_AIM OF THE TASK_:
Which lines below hold the word "text"? Report each one.

(Interface dataset entries)
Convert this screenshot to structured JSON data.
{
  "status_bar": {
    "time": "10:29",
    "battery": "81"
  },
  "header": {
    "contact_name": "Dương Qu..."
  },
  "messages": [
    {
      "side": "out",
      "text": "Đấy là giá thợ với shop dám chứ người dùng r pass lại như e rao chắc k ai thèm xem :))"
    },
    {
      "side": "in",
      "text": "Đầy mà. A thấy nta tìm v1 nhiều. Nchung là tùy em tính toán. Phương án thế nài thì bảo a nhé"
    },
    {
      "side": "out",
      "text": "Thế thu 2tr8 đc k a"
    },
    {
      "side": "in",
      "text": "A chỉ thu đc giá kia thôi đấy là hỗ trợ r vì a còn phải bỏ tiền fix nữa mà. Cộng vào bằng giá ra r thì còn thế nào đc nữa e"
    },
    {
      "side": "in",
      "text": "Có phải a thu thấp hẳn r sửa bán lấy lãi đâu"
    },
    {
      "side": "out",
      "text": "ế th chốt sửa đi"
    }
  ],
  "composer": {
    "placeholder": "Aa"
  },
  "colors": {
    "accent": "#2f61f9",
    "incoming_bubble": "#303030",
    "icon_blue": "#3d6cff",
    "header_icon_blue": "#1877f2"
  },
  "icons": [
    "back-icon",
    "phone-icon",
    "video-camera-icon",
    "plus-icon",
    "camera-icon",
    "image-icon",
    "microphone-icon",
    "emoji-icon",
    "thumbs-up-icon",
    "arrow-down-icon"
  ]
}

_FINISHED EXERCISE_:
      "text": "Đấy là giá thợ với shop dám chứ người dùng r pass lại như e rao chắc k ai thèm xem :))"
      "text": "Đầy mà. A thấy nta tìm v1 nhiều. Nchung là tùy em tính toán. Phương án thế nài thì bảo a nhé"
      "text": "Thế thu 2tr8 đc k a"
      "text": "A chỉ thu đc giá kia thôi đấy là hỗ trợ r vì a còn phải bỏ tiền fix nữa mà. Cộng vào bằng giá ra r thì còn thế nào đc nữa e"
      "text": "Có phải a thu thấp hẳn r sửa bán lấy lãi đâu"
      "text": "ế th chốt sửa đi"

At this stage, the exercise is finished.